By Kevin Binversie | Wisconsin Reporter
Who said bipartisanship is dead in politics?
Republican and Democratic lawmakers from Massachusetts and Wisconsin came together at a Washington, D.C., news conference last week to address concerns about an industry that’s important to both states: Cranberries.
Last year, cranberry farmers in Wisconsin and Massachusetts accounted for 75 percent of the nation’s production of 7.5 million barrels of cranberries. And never mind the pilgrims: Badger State bogs and marshes deliver the lion’s share of that number — more than 4.3 million barrels last year.
How can the diminutive cranberry bring together Massachusetts U.S. Sens. John Kerry, a Democrat, and Scott Brown, a Republican, and Wisconsin U.S. Reps. Reid Ribble, R-8th District, and Ron Kind, D-3rd District?
Ocean Spray advertises cranberries as a “ninja fruit.” Here, in fact, was the evidence.
While the stated purpose of the Washington, D.C., caucus was to discuss boosting international sales of the fruit, the real goal was to bring attention to a new cranberry blight: bureaucrats from the U.S. Department of Agriculture have targeted cranberry juice in their ongoing war against — wait for it — sugar.
As anyone who has ever had fresh cranberries with Thanksgiving dinner can testify, they’re naturally a tart, even bitter fruit. That’s why cranberry juice, the highest-selling cranberry product, is sweetened with sugar — so much sugar that an 8-ounce class of Ocean Spray sweetened cranberry juice has more sugar at 36 grams than a similar serving of Coca-Cola with 27 grams.
The USDA hasn’t taken any formal action against cranberry juice. But cranberry farmers, cranberry cooperatives like Ocean Spray, and legislators from cranberry-growing states aren’t waiting.
Formation of the caucus came just days after New York City Mayor Michael Bloomberg made national headlines, saying he wanted to ban the sale of any sugary drink larger than 16 ounces at convenience stores, restaurants, sports stadiums, movie theaters and vending machines inside his city.
Not yet on Bloomberg’s list: fruit juices.
The Cranberry Caucus has sent a letter to the USDA and first lady Michelle Obama, saying cranberries must be off limits in any sort of anti-sugar jihad.
In a news release announcing his membership in the group, U.S. Rep. Tom Petri, R-6th District, called any proposed cranberry regulations from USDA “stupid” and devoid of common sense.

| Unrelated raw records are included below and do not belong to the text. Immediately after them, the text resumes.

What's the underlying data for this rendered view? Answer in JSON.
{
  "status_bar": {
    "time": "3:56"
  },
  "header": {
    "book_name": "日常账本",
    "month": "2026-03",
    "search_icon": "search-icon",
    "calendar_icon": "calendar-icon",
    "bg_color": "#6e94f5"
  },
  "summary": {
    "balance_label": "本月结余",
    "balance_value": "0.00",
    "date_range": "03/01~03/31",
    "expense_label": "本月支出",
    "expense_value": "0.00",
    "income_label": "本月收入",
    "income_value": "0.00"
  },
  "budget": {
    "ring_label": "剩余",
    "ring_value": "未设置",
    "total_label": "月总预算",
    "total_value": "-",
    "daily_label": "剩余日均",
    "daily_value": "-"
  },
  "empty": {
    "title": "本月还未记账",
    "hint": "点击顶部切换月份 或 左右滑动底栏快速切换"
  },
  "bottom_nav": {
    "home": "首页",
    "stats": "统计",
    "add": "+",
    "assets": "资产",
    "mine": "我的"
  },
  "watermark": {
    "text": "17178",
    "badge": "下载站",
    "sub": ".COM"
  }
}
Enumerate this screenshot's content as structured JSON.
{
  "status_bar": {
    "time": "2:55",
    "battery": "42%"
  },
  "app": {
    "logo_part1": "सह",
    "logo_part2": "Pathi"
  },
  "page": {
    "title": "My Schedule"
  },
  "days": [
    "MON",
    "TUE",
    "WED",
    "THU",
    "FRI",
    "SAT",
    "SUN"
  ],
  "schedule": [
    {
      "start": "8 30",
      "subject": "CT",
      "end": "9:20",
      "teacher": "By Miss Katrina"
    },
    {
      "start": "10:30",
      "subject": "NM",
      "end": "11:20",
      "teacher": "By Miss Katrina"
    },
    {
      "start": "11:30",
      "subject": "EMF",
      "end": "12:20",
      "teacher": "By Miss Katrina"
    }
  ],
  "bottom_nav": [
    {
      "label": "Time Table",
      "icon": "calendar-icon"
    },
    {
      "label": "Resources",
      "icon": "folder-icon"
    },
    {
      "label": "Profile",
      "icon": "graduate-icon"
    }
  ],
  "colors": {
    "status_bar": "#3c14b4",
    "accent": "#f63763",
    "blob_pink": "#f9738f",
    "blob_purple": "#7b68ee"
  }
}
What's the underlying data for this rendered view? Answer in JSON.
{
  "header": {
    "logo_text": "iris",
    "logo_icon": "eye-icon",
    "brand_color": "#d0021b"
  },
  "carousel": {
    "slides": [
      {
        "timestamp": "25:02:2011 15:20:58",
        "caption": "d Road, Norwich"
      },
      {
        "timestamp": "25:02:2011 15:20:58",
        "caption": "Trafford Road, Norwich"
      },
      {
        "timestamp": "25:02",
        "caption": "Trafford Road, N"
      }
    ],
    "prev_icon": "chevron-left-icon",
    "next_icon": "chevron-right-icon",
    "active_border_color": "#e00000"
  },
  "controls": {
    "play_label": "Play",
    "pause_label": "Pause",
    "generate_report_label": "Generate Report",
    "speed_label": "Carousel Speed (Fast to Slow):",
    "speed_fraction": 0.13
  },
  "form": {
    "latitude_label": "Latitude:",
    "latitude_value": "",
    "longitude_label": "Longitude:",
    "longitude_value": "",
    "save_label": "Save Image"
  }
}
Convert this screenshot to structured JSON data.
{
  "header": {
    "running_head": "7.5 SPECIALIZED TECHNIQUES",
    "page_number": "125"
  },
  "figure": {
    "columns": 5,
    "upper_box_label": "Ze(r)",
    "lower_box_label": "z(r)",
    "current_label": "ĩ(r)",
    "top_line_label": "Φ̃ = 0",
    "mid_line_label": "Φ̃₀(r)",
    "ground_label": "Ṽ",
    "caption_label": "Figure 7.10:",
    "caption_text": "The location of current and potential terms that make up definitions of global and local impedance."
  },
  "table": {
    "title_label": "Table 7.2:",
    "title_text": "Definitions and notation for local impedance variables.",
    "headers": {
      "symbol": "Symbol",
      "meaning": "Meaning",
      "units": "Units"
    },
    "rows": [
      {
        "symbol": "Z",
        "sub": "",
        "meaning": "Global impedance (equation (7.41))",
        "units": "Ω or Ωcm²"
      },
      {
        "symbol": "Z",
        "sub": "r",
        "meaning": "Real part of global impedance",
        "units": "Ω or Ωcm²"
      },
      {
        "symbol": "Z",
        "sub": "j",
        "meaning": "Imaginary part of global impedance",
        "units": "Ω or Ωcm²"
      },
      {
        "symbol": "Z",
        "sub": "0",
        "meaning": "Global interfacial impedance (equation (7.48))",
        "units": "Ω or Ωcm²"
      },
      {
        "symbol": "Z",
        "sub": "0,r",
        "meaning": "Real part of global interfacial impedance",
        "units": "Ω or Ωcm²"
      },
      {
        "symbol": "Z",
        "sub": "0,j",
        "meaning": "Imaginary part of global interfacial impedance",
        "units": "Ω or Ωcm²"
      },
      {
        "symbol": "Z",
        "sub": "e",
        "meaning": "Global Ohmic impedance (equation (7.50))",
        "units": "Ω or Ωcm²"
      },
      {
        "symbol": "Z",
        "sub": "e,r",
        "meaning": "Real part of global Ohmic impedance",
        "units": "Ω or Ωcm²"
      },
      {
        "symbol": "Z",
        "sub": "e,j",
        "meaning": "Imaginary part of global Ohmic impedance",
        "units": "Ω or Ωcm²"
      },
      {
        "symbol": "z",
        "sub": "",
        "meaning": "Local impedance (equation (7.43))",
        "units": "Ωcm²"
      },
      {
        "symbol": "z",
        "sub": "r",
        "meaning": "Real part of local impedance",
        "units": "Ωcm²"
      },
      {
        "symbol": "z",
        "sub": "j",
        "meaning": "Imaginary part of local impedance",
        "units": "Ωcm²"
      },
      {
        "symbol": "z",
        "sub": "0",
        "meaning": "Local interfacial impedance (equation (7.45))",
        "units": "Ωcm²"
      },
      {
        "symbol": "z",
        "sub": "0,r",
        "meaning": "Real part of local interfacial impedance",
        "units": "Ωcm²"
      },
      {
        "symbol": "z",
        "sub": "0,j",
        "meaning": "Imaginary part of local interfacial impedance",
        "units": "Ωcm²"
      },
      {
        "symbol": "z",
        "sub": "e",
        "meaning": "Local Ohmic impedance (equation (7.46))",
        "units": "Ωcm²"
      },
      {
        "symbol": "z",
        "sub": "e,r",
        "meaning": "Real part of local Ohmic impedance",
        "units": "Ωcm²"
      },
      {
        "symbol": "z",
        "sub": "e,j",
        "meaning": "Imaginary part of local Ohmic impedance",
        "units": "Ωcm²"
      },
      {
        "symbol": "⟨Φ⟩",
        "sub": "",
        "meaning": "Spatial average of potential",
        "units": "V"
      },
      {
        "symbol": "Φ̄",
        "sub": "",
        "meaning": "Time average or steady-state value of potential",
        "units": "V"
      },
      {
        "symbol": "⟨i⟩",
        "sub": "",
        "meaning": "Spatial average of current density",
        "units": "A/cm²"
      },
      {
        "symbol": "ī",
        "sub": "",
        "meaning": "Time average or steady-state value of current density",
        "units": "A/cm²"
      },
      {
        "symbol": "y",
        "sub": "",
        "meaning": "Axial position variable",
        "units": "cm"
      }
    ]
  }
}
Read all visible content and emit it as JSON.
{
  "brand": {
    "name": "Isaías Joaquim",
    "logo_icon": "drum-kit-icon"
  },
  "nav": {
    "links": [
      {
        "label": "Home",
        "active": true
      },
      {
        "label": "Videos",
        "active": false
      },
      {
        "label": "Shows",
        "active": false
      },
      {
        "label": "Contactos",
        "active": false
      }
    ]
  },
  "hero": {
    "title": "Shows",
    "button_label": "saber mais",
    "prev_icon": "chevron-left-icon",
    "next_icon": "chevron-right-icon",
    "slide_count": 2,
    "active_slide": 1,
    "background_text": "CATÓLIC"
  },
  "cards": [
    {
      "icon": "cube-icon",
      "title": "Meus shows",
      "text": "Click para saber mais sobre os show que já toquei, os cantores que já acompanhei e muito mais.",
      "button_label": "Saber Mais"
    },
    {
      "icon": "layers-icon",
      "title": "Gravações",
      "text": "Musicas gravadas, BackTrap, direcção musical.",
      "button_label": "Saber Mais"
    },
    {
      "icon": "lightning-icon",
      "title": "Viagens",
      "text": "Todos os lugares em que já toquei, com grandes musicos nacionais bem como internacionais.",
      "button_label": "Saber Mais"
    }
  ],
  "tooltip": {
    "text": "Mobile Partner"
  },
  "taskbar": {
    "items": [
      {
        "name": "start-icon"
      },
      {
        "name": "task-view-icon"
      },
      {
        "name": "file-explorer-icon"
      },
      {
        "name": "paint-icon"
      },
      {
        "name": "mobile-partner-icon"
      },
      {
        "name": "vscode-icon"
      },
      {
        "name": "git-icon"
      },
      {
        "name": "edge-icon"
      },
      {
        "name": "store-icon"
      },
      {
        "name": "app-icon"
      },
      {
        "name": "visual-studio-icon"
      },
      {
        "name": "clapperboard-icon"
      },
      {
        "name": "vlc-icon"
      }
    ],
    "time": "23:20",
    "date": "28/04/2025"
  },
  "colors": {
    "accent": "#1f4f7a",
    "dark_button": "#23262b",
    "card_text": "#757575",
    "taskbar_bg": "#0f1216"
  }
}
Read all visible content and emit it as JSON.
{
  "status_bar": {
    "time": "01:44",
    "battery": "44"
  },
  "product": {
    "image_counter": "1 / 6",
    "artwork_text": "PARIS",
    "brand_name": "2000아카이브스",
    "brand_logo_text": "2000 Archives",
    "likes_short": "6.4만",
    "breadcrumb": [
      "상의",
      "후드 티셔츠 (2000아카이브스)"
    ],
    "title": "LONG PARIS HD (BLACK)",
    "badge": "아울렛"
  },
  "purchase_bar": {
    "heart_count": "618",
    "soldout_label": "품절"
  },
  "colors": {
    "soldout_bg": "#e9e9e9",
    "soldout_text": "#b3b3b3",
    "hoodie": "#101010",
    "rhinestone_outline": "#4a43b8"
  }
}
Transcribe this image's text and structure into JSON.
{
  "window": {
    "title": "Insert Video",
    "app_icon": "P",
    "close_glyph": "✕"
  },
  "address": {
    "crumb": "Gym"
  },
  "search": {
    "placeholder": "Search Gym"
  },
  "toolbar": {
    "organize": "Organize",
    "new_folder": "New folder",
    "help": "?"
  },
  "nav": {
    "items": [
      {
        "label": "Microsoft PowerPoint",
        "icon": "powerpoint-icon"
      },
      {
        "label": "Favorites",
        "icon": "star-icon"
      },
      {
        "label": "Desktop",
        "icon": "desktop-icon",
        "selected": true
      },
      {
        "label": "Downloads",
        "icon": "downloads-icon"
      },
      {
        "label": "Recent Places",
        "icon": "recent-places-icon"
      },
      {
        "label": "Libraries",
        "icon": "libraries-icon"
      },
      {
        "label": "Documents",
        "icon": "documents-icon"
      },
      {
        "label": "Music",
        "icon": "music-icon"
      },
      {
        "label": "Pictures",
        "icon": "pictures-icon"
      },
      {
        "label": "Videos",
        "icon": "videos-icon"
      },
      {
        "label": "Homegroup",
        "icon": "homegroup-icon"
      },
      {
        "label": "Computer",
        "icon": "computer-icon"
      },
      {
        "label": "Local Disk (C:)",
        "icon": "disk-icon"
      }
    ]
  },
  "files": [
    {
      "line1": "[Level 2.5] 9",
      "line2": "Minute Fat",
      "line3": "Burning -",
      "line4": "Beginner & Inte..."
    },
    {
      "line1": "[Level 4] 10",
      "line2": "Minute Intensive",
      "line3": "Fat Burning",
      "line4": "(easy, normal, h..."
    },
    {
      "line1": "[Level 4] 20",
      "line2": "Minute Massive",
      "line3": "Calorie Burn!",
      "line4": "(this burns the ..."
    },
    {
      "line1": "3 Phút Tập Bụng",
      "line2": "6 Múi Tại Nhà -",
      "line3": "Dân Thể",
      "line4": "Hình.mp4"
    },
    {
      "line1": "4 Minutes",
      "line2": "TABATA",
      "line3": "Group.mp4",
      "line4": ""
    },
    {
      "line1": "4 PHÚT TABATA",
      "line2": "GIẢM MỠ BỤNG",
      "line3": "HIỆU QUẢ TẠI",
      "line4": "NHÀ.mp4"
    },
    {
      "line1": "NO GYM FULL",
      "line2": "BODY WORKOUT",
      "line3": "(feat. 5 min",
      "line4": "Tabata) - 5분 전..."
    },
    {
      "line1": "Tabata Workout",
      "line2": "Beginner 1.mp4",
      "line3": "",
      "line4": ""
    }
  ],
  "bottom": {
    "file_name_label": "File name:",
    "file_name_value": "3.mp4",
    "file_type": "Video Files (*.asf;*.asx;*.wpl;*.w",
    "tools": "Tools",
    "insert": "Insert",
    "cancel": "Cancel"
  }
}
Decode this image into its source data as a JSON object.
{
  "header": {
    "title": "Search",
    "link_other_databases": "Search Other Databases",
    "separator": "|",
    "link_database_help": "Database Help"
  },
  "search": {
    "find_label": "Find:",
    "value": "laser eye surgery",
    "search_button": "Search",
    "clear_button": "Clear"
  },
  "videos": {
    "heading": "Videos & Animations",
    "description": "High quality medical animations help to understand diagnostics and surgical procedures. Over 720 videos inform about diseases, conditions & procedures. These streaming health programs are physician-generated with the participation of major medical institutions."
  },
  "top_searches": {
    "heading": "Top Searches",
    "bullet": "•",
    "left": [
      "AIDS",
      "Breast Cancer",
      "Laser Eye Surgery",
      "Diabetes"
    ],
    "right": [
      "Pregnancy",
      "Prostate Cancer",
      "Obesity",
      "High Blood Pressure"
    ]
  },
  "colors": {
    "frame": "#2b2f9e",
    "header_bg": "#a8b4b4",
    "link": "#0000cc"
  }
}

"Cranberries have a low level of natural sugar and have to be sweetened to make them appealing, but even with added sugar, they have less total sugar than many other fruits that are considered to be healthy,” Petri wrote. “The issue should not be added sugar but rather total sugar. If commonsense fails to catch up with the regulations, school children could be denied the choice of a uniquely healthful food."
And so it appears that the cranberry may become the bridge too far, the hypothetical hill to die on for over-zealous regulators purveyors. If they come for the cranberry, where will they stop?
Prohibition-era images flood the mind: jackbooted paramilitary officers of the USDA rappel from the sky to smash a dangerous sidewalk lemonade stand or swing by a patio on polyester-sheathed, high-tensile strength nylon-core ropes to snatch from a hand that ill-considered glass of sweetened iced tea.
Thus the slippery slope in a government-backed battle of the bulge where government regulation — instead of personal willpower — decides one's daily intake. Are those who are advocating healthy eating really trying to educate us about healthy options or only using the heavy hand of government to get what they want?
In any case, formation of a bipartisan — bipartisan, I say — congressional caucus to protect the cranberry from federal officials indicates our elected officials believe we’re already on the road to regulation. If so, get ready for a bumpy and flavorless ride.
Veteran political blogger Kevin Binversie is a Wisconsin native. He served in the George W. Bush administration from 2007-2009, and has worked at the Heritage Foundation and on numerous state Republican campaigns, most recently as research director for Ron Johnson for Senate. Contact him at firstname.lastname@example.org.